Affiliation

Zhao M(1), Zhao J(2), Yuan J(1), Hale L(3)(4), Wen T(1), Huang Q(1), Vivanco JM(5), Zhou J(4)(6)(7), Kowalchuk GA(8), Shen Q(1).
Author information:
(1)Jiangsu Provincial Key Lab for Organic Solid Waste Utilization, Jiangsu Collaborative Innovation Center for Solid Organic Wastes, Educational Ministry Engineering Center of Resource-saving fertilizers, Nanjing Agricultural University, Nanjing, China.
(2)School of Geography Science, Nanjing Normal University, Nanjing, China.
(3)USDA, Agricultural Research Service, San Joaquin Valley Agricultural Sciences Center, Parlier, California, USA.

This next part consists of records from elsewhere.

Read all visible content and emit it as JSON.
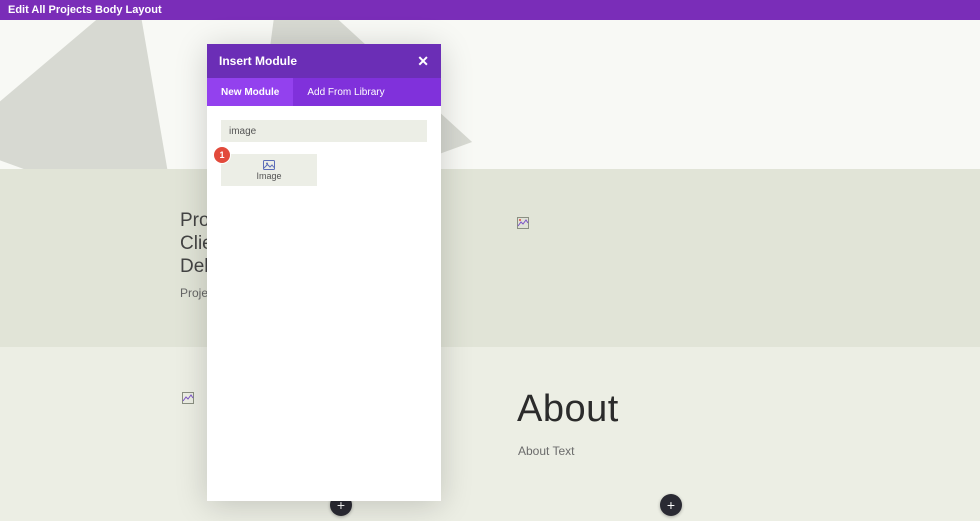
{
  "topbar": {
    "title": "Edit All Projects Body Layout"
  },
  "project": {
    "line1": "Proj",
    "line2": "Clie",
    "line3": "Deli",
    "sub": "Projec"
  },
  "about": {
    "title": "About",
    "text": "About Text"
  },
  "modal": {
    "title": "Insert Module",
    "tab_new": "New Module",
    "tab_lib": "Add From Library",
    "search_value": "image",
    "module_label": "Image",
    "badge": "1"
  },
  "icons": {
    "close": "✕",
    "plus": "+"
  }
}
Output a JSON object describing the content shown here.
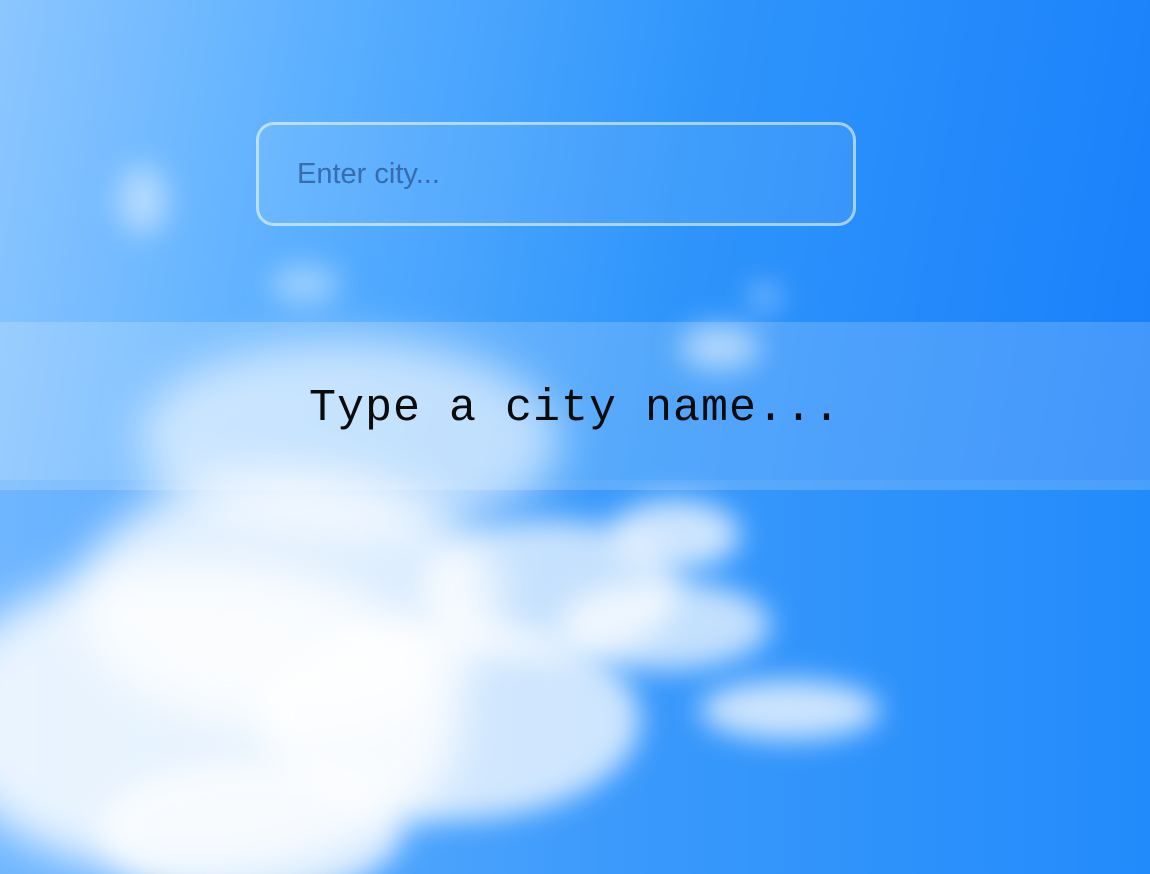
{
  "search": {
    "placeholder": "Enter city...",
    "value": ""
  },
  "message": {
    "text": "Type a city name..."
  },
  "colors": {
    "sky_light": "#8cc6ff",
    "sky_deep": "#167dfb",
    "band_overlay": "rgba(255,255,255,0.18)",
    "message_text": "#0b0b0b"
  },
  "background": {
    "icon": "sky-clouds-image"
  }
}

(4)Institute for Environmental Genomics, Department of Microbiology and Plant Biology, and School of Civil Engineering and Environmental Sciences, University of Oklahoma, Norman, Oklahoma, USA.

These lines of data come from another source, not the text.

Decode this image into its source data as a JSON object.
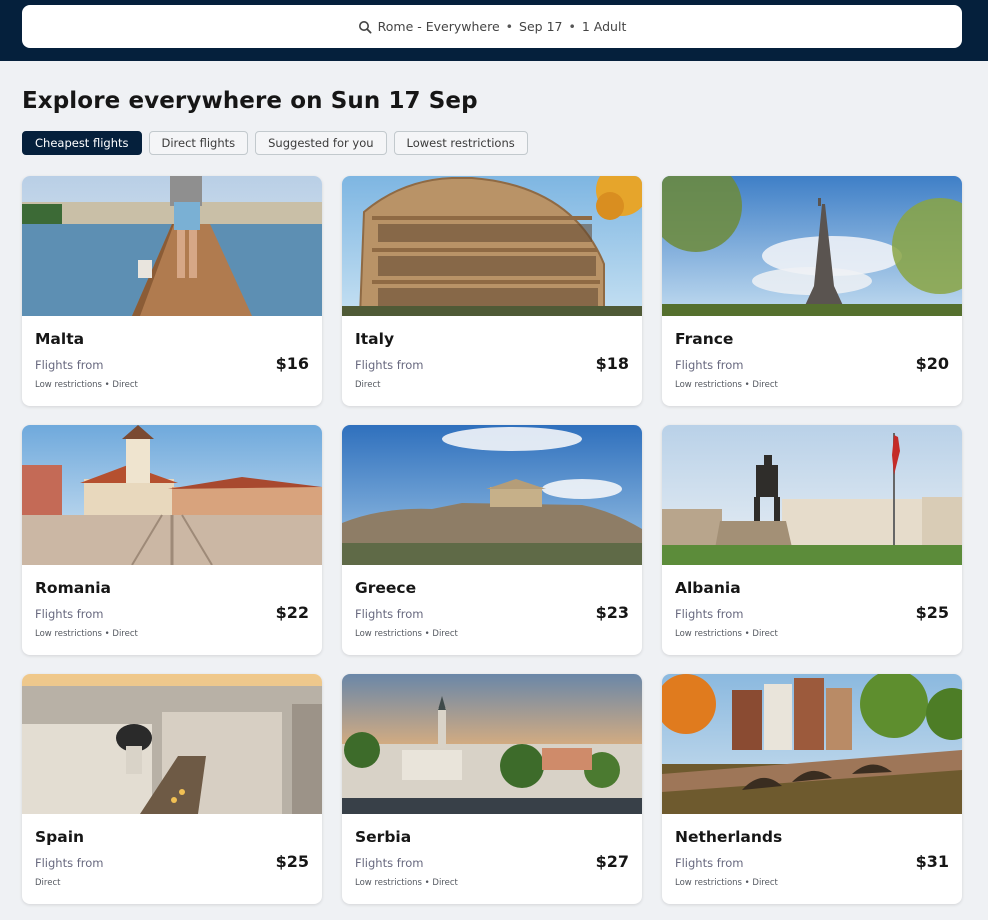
{
  "search": {
    "origin_dest": "Rome - Everywhere",
    "date": "Sep 17",
    "travellers": "1 Adult",
    "separator": "•"
  },
  "page": {
    "title": "Explore everywhere on Sun 17 Sep"
  },
  "filters": [
    {
      "label": "Cheapest flights",
      "active": true
    },
    {
      "label": "Direct flights",
      "active": false
    },
    {
      "label": "Suggested for you",
      "active": false
    },
    {
      "label": "Lowest restrictions",
      "active": false
    }
  ],
  "flights_from_label": "Flights from",
  "colors": {
    "brand_dark": "#05203c",
    "page_bg": "#eff1f4",
    "card_bg": "#ffffff"
  },
  "destinations": [
    {
      "country": "Malta",
      "price": "$16",
      "tags": "Low restrictions • Direct",
      "image": "pier-with-dog"
    },
    {
      "country": "Italy",
      "price": "$18",
      "tags": "Direct",
      "image": "colosseum"
    },
    {
      "country": "France",
      "price": "$20",
      "tags": "Low restrictions • Direct",
      "image": "eiffel-tower"
    },
    {
      "country": "Romania",
      "price": "$22",
      "tags": "Low restrictions • Direct",
      "image": "town-square-clock-tower"
    },
    {
      "country": "Greece",
      "price": "$23",
      "tags": "Low restrictions • Direct",
      "image": "acropolis"
    },
    {
      "country": "Albania",
      "price": "$25",
      "tags": "Low restrictions • Direct",
      "image": "equestrian-statue-flag"
    },
    {
      "country": "Spain",
      "price": "$25",
      "tags": "Direct",
      "image": "city-dome-avenue"
    },
    {
      "country": "Serbia",
      "price": "$27",
      "tags": "Low restrictions • Direct",
      "image": "cityscape-church-spire"
    },
    {
      "country": "Netherlands",
      "price": "$31",
      "tags": "Low restrictions • Direct",
      "image": "canal-bridge"
    }
  ]
}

(5)Department of Horticulture and Landscape Architecture and Center for Rhizosphere Biology, Colorado State University, Fort Collins, Colorado, USA.
(6)State Key Joint Laboratory of Environment Simulation and Pollution Control, School of Environment, Tsinghua University, Beijing, China.
(7)Earth and Environmental Sciences, Lawrence Berkeley National Laboratory, Berkeley, California, USA.
(8)Ecology and Biodiversity Group, Department of Biology, Institute of Environmental Biology, Utrecht University, Utrecht, The Netherlands.

Abstract

Although interactions between plants and microbes at the plant-soil interface are known to be important for plant nutrient acquisition, relatively little is known about how root exudates contribute to nutrient exchange over the course of plant development. In this study, root exudates from slow- and fast-growing stages of Arabidopsis thaliana plants were collected, chemically analysed and then applied to a sandy nutrient-depleted soil. We then tracked the impacts of these exudates on soil bacterial communities, soil nutrients (ammonium, nitrate, available phosphorus and potassium) and plant growth. Both pools of exudates shifted bacterial community structure. GeoChip analyses revealed increases in the functional gene potential of both exudate-treated soils, with similar responses observed for slow-growing and fast-growing plant exudate treatments. The fast-growing stage root exudates induced higher nutrient mineralization and enhanced plant growth as compared to treatments with slow-growing stage exudates and the control. These results suggest that plants may adjust their exudation patterns over the course of their different growth phases to help tailor microbial recruitment to meet increased nutrient demands during periods demanding faster growth.